[DATA PROVIDED]
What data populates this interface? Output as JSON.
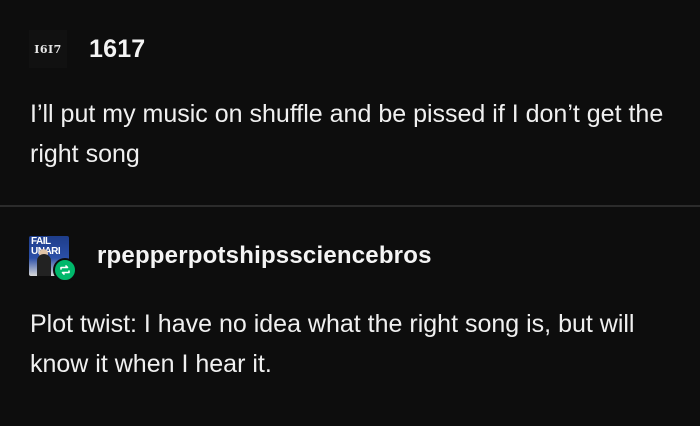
{
  "posts": [
    {
      "avatar_text": "I6I7",
      "username": "1617",
      "text": "I’ll put my music on shuffle and be pissed if I don’t get the right song"
    },
    {
      "avatar_text": "FAIL UNARI",
      "username": "rpepperpotshipssciencebros",
      "text": "Plot twist: I have no idea what the right song is, but will know it when I hear it.",
      "badge_icon": "reblog-icon"
    }
  ],
  "colors": {
    "background": "#0d0d0d",
    "text": "#f0f0f0",
    "divider": "#2b2b2b",
    "reblog_badge": "#00b86b"
  }
}
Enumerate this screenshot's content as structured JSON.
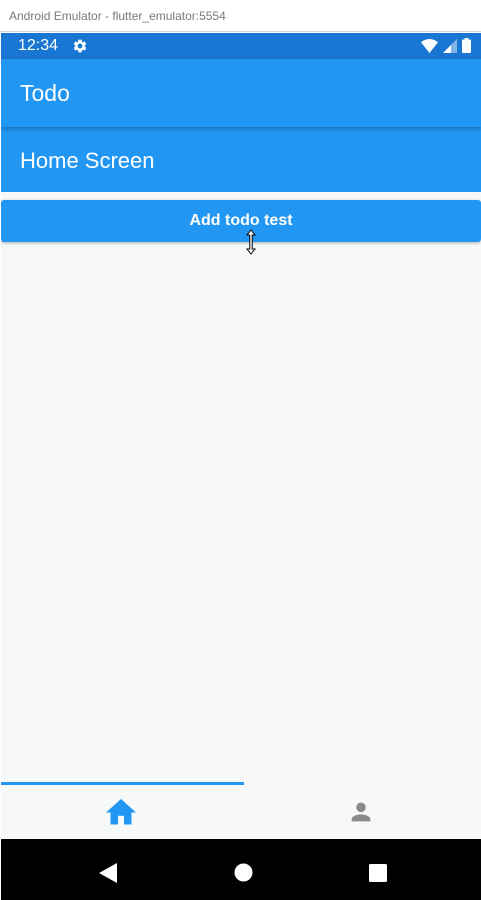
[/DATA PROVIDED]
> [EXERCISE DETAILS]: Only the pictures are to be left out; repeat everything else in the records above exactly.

> [OUTPUT]:
What data populates this interface? Output as JSON.
{
  "posts": [
    {
      "avatar_text": "I6I7",
      "username": "1617",
      "text": "I’ll put my music on shuffle and be pissed if I don’t get the right song"
    },
    {
      "avatar_text": "FAIL UNARI",
      "username": "rpepperpotshipssciencebros",
      "text": "Plot twist: I have no idea what the right song is, but will know it when I hear it.",
      "badge_icon": "reblog-icon"
    }
  ],
  "colors": {
    "background": "#0d0d0d",
    "text": "#f0f0f0",
    "divider": "#2b2b2b",
    "reblog_badge": "#00b86b"
  }
}
Enumerate this screenshot's content as structured JSON.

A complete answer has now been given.